Developers: Tango Gameworks
Publishers: Bethesda Softworks
Plot: Julie Kidman is given the task of joining Castellano and Joseph on their mission with the secret motive of bringing back Leslie to a corporation she works for.
One of the main problems with The Evil Within, for me, was the fact it decided to be the kind of game that only explains half of its story. It turns out that the game plan is for the developers to give us the rest of the bigger picture via several DLCs, creating an almost series-like sensation to uncovering the conspiracy behind Ruvik and his machine. I am not a massive fan of this idea, because I still feel a little conned out of buying a full price game and it ending up being half of a product, something I still need to shell out money for to get the full experience. However, let’s chalk that up to yet another problem with the original game and review the DLC in its own right.
And that leads me to the conclusion that the Assignment is a much better game. The story resets, but this time, we are told events through the eyes of Julie Kidman, the female detective who seemed to know a little more about what was going on than anyone else. This is a good move, because Kidman, played by Dexter’s Jennifer Carpenter, was one of the more interesting characters in the plot last time around. It turns out that, as we guessed, she was working for someone else, which meant that her and Castellano had conflicting interests. It is constantly hammered home that Kidman needs to get Leslie out, but as far as her two partners go, they are expendable and not to have any effort spent on rescuing them. After this quick intro, Kidman is thrown into the story just after the ambulance crash. The DLC plays out in the same order as the actual game, only we see what Kidman was getting up to. Cue several ‘ah, that explains that’ moments and eerie scenes where you walk through an area that you know Castellano is going to have problems with in a few moment’s time.
Abandoning story for the moment, the best thing about The Evil Within is that it is actually scary. The main game was a massive disappointment when it came to the horror factor, especially as it bigged itself up far too much. It evolved into a shooter with zombies, something we have done far too many times before. The DLC learns from the criticisms of its main product and the first thing it does is take away Kidman’s gun. Suddenly, we are in this creepy and unpredictable world without a means to fight back. The rote zombie thugs are much scarier when you know that, the moment you are spotted, it could quickly become game over for you. Yes, the controls have been done much better before with games like Outlast and Alien: Isolation, but it is still a massive improvement from what we expected. It creates some brilliant ‘heart-in-your-mouth’ gameplay. Some of the new monsters are excellent, especially with the added benefit that the story doesn’t undercut their fear factor by having you figure out how to kill them a few moments after encountering them. The first major baddie is almost impossible to describe. Its introduction is great, as you find yourself hiding from a zombie, already pretty creeped out, only for a bigger, badder monster to burst into the room, kill the zombie and resume hunting you.
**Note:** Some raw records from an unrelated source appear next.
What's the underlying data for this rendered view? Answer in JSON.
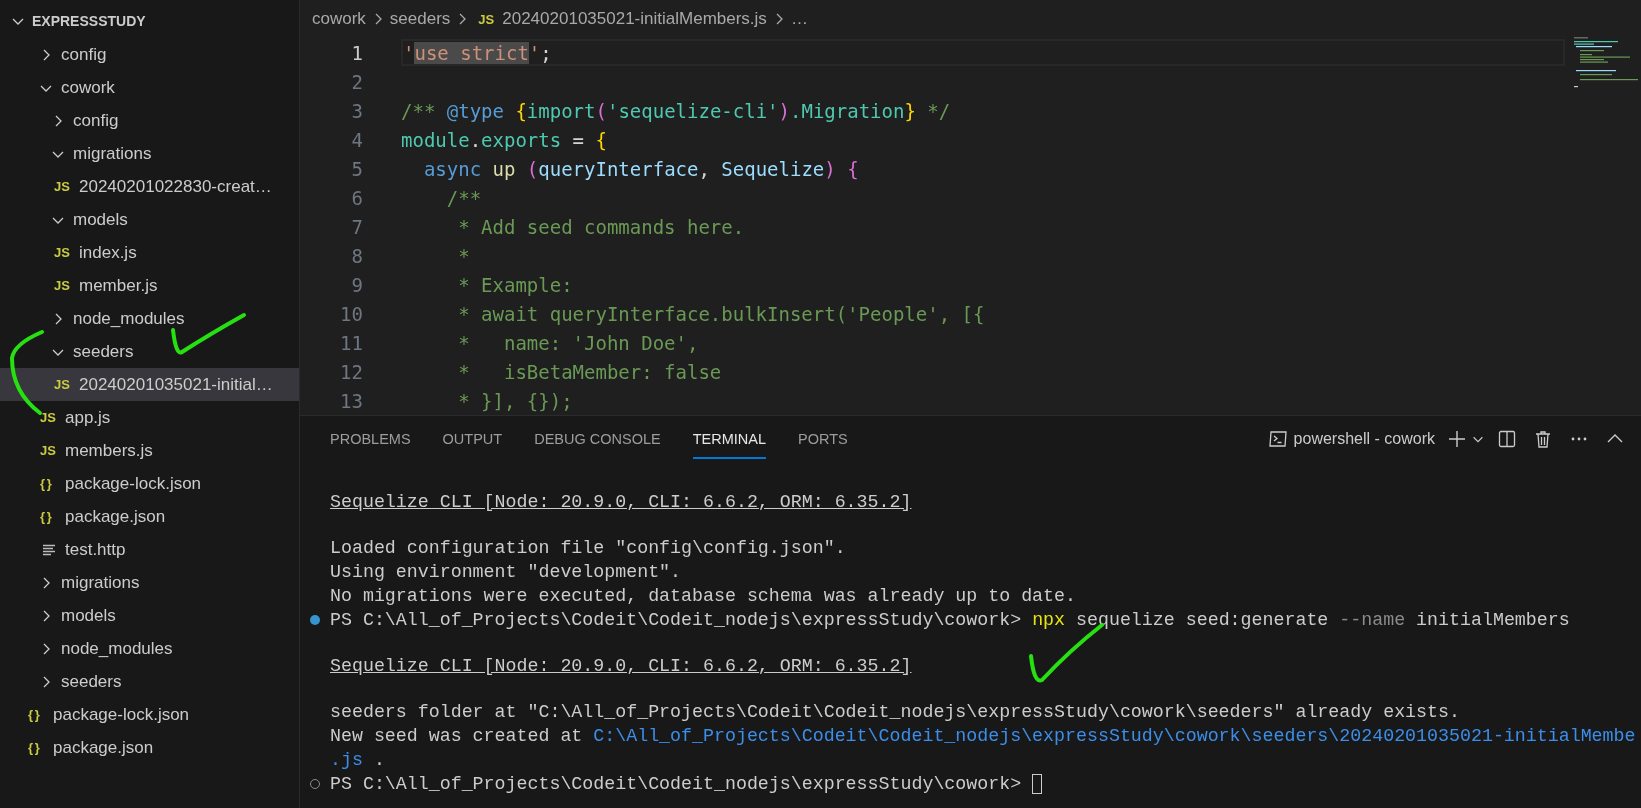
{
  "explorer": {
    "title": "EXPRESSSTUDY",
    "expanded": true,
    "tree": [
      {
        "label": "config",
        "kind": "folder",
        "expanded": false,
        "selected": false
      },
      {
        "label": "cowork",
        "kind": "folder",
        "expanded": true,
        "selected": false,
        "children": [
          {
            "label": "config",
            "kind": "folder",
            "expanded": false,
            "selected": false
          },
          {
            "label": "migrations",
            "kind": "folder",
            "expanded": true,
            "selected": false,
            "children": [
              {
                "label": "20240201022830-creat…",
                "kind": "js",
                "icon": "JS",
                "selected": false
              }
            ]
          },
          {
            "label": "models",
            "kind": "folder",
            "expanded": true,
            "selected": false,
            "children": [
              {
                "label": "index.js",
                "kind": "js",
                "icon": "JS",
                "selected": false
              },
              {
                "label": "member.js",
                "kind": "js",
                "icon": "JS",
                "selected": false
              }
            ]
          },
          {
            "label": "node_modules",
            "kind": "folder",
            "expanded": false,
            "selected": false
          },
          {
            "label": "seeders",
            "kind": "folder",
            "expanded": true,
            "selected": false,
            "children": [
              {
                "label": "20240201035021-initial…",
                "kind": "js",
                "icon": "JS",
                "selected": true
              }
            ]
          },
          {
            "label": "app.js",
            "kind": "js",
            "icon": "JS",
            "selected": false
          },
          {
            "label": "members.js",
            "kind": "js",
            "icon": "JS",
            "selected": false
          },
          {
            "label": "package-lock.json",
            "kind": "json",
            "icon": "{ }",
            "selected": false
          },
          {
            "label": "package.json",
            "kind": "json",
            "icon": "{ }",
            "selected": false
          },
          {
            "label": "test.http",
            "kind": "text",
            "selected": false
          }
        ]
      },
      {
        "label": "migrations",
        "kind": "folder",
        "expanded": false,
        "selected": false
      },
      {
        "label": "models",
        "kind": "folder",
        "expanded": false,
        "selected": false
      },
      {
        "label": "node_modules",
        "kind": "folder",
        "expanded": false,
        "selected": false
      },
      {
        "label": "seeders",
        "kind": "folder",
        "expanded": false,
        "selected": false
      },
      {
        "label": "package-lock.json",
        "kind": "json",
        "icon": "{ }",
        "selected": false
      },
      {
        "label": "package.json",
        "kind": "json",
        "icon": "{ }",
        "selected": false
      }
    ]
  },
  "breadcrumb": [
    {
      "label": "cowork",
      "kind": "folder"
    },
    {
      "label": "seeders",
      "kind": "folder"
    },
    {
      "label": "20240201035021-initialMembers.js",
      "kind": "js",
      "icon": "JS"
    },
    {
      "label": "…",
      "kind": "more"
    }
  ],
  "editor": {
    "lines": [
      {
        "number": "1",
        "current": true,
        "tokens": [
          {
            "text": "'",
            "kind": "string"
          },
          {
            "text": "use strict",
            "kind": "string-match"
          },
          {
            "text": "'",
            "kind": "string"
          },
          {
            "text": ";",
            "kind": "plain"
          }
        ]
      },
      {
        "number": "2",
        "current": false
      },
      {
        "number": "3",
        "current": false,
        "tokens": [
          {
            "text": "/** ",
            "kind": "comment"
          },
          {
            "text": "@type",
            "kind": "doc-tag"
          },
          {
            "text": " {",
            "kind": "bracket-1"
          },
          {
            "text": "import",
            "kind": "type"
          },
          {
            "text": "(",
            "kind": "bracket-2"
          },
          {
            "text": "'sequelize-cli'",
            "kind": "type"
          },
          {
            "text": ")",
            "kind": "bracket-2"
          },
          {
            "text": ".Migration",
            "kind": "type"
          },
          {
            "text": "}",
            "kind": "bracket-1"
          },
          {
            "text": " */",
            "kind": "comment"
          }
        ]
      },
      {
        "number": "4",
        "current": false,
        "tokens": [
          {
            "text": "module",
            "kind": "type"
          },
          {
            "text": ".",
            "kind": "plain"
          },
          {
            "text": "exports",
            "kind": "type"
          },
          {
            "text": " = ",
            "kind": "plain"
          },
          {
            "text": "{",
            "kind": "bracket-1"
          }
        ]
      },
      {
        "number": "5",
        "current": false,
        "tokens": [
          {
            "text": "  async",
            "kind": "keyword"
          },
          {
            "text": " up ",
            "kind": "function"
          },
          {
            "text": "(",
            "kind": "bracket-2"
          },
          {
            "text": "queryInterface",
            "kind": "variable"
          },
          {
            "text": ", ",
            "kind": "plain"
          },
          {
            "text": "Sequelize",
            "kind": "variable"
          },
          {
            "text": ") {",
            "kind": "bracket-2"
          }
        ]
      },
      {
        "number": "6",
        "current": false,
        "tokens": [
          {
            "text": "    /**",
            "kind": "comment"
          }
        ]
      },
      {
        "number": "7",
        "current": false,
        "tokens": [
          {
            "text": "     * Add seed commands here.",
            "kind": "comment"
          }
        ]
      },
      {
        "number": "8",
        "current": false,
        "tokens": [
          {
            "text": "     *",
            "kind": "comment"
          }
        ]
      },
      {
        "number": "9",
        "current": false,
        "tokens": [
          {
            "text": "     * Example:",
            "kind": "comment"
          }
        ]
      },
      {
        "number": "10",
        "current": false,
        "tokens": [
          {
            "text": "     * await queryInterface.bulkInsert('People', [{",
            "kind": "comment"
          }
        ]
      },
      {
        "number": "11",
        "current": false,
        "tokens": [
          {
            "text": "     *   name: 'John Doe',",
            "kind": "comment"
          }
        ]
      },
      {
        "number": "12",
        "current": false,
        "tokens": [
          {
            "text": "     *   isBetaMember: false",
            "kind": "comment"
          }
        ]
      },
      {
        "number": "13",
        "current": false,
        "tokens": [
          {
            "text": "     * }], {});",
            "kind": "comment"
          }
        ]
      }
    ]
  },
  "panel": {
    "tabs": [
      {
        "label": "PROBLEMS",
        "selected": false
      },
      {
        "label": "OUTPUT",
        "selected": false
      },
      {
        "label": "DEBUG CONSOLE",
        "selected": false
      },
      {
        "label": "TERMINAL",
        "selected": true
      },
      {
        "label": "PORTS",
        "selected": false
      }
    ],
    "terminal_name": "powershell - cowork",
    "terminal": [
      {
        "kind": "output",
        "parts": [
          {
            "text": "Sequelize CLI [Node: 20.9.0, CLI: 6.6.2, ORM: 6.35.2]",
            "kind": "underline"
          }
        ]
      },
      {
        "kind": "blank"
      },
      {
        "kind": "output",
        "parts": [
          {
            "text": "Loaded configuration file \"config\\config.json\".",
            "kind": "plain"
          }
        ]
      },
      {
        "kind": "output",
        "parts": [
          {
            "text": "Using environment \"development\".",
            "kind": "plain"
          }
        ]
      },
      {
        "kind": "output",
        "parts": [
          {
            "text": "No migrations were executed, database schema was already up to date.",
            "kind": "plain"
          }
        ]
      },
      {
        "kind": "prompt",
        "succeeded": true,
        "cursor": false,
        "parts": [
          {
            "text": "PS C:\\All_of_Projects\\Codeit\\Codeit_nodejs\\expressStudy\\cowork> ",
            "kind": "plain"
          },
          {
            "text": "npx",
            "kind": "command"
          },
          {
            "text": " sequelize seed:generate ",
            "kind": "plain"
          },
          {
            "text": "--name",
            "kind": "flag"
          },
          {
            "text": " initialMembers",
            "kind": "plain"
          }
        ]
      },
      {
        "kind": "blank"
      },
      {
        "kind": "output",
        "parts": [
          {
            "text": "Sequelize CLI [Node: 20.9.0, CLI: 6.6.2, ORM: 6.35.2]",
            "kind": "underline"
          }
        ]
      },
      {
        "kind": "blank"
      },
      {
        "kind": "output",
        "parts": [
          {
            "text": "seeders folder at \"C:\\All_of_Projects\\Codeit\\Codeit_nodejs\\expressStudy\\cowork\\seeders\" already exists.",
            "kind": "plain"
          }
        ]
      },
      {
        "kind": "output",
        "parts": [
          {
            "text": "New seed was created at ",
            "kind": "plain"
          },
          {
            "text": "C:\\All_of_Projects\\Codeit\\Codeit_nodejs\\expressStudy\\cowork\\seeders\\20240201035021-initialMembe",
            "kind": "link"
          }
        ]
      },
      {
        "kind": "output",
        "parts": [
          {
            "text": ".js",
            "kind": "link"
          },
          {
            "text": " .",
            "kind": "plain"
          }
        ]
      },
      {
        "kind": "prompt",
        "succeeded": false,
        "cursor": true,
        "parts": [
          {
            "text": "PS C:\\All_of_Projects\\Codeit\\Codeit_nodejs\\expressStudy\\cowork> ",
            "kind": "plain"
          }
        ]
      }
    ]
  }
}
It is a well-written moment and the exact point in the DLC when you realise that perhaps The Evil Within has something new to offer. Later on, we get a finale showdown with a figure from Kidman’s past that really racks up the ‘holy shit’ feeling. Coming across as a mix between Agent Smith from the Matrix and the Slenderman, it is an amazing way to send off the DLC. Finally, we get the scary game we wanted to play from the start.
Sadly, the Evil Within is still a pretty clumsy game. The adjacent storyline is a great set-up, but it doesn’t quite work. The main problem with this is the fact that this DLC is obviously so much shorter than the real game. It works best, when it runs parallel, but in order to cover all the points it wants to, it needs to jump massive sections to achieve this. You are progressing through the early chapters, but then you jump right to the ending of the game, cutting out most of the middle of the game. It does kind of work, in the sense, that The Evil Within is a psychologically complex game. Ruvik could easily cut a lot of Kidman’s journey out to get her where he wants her. However, it does get a little disorientating and means that it doesn’t really end up as intelligent as you want it to be. On top of that, the idea that you are not sure what is real or not dilutes some of the shocks. There are a couple of times you are unsure if you have witnessed a major twist or this is just a mind game played on Kidman. Once again, you leave The Evil Within not quite sure what you just went through. A few things are resolved, yes, but not enough to make us any more of a fan of the puzzling narrative. You end up spending so much time trying to keep up with the story that the set-pieces you were looking forward to aren’t really done justice. A few old faces are given cameos when really we wanted another tense showdown with them. The Assignment boasts some great ideas and is a step in the right direction, but it still doesn’t deliver on the punch we were originally promised.
Final Verdict: Points for explaining a few things and actually being scary, but The Assignment is still far from the game we want.